• To do: If a line in the data below holds the word "Namibia", copy it.

——

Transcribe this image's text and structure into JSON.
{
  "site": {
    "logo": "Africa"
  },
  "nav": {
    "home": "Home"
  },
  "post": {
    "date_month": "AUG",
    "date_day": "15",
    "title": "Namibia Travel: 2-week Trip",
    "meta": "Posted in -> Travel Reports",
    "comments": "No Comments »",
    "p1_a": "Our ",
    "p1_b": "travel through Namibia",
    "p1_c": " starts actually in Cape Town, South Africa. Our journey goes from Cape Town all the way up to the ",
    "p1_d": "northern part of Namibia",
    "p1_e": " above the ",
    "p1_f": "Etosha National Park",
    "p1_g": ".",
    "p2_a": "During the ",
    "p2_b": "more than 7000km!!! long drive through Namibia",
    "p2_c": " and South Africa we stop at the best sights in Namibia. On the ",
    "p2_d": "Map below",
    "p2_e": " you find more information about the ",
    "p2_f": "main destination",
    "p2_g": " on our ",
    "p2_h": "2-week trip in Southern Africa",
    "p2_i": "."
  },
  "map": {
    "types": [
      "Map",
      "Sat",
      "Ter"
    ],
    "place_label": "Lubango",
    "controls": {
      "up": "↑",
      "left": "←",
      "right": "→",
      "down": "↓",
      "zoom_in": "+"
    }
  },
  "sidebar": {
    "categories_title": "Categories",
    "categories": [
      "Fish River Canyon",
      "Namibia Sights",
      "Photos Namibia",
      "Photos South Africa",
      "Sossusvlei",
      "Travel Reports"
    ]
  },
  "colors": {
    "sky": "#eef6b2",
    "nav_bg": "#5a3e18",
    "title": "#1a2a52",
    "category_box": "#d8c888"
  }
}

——

• Final answer:
    "title": "Namibia Travel: 2-week Trip",
    "p1_b": "travel through Namibia",
    "p1_d": "northern part of Namibia",
    "p2_b": "more than 7000km!!! long drive through Namibia",
    "p2_c": " and South Africa we stop at the best sights in Namibia. On the ",
      "Namibia Sights",
      "Photos Namibia",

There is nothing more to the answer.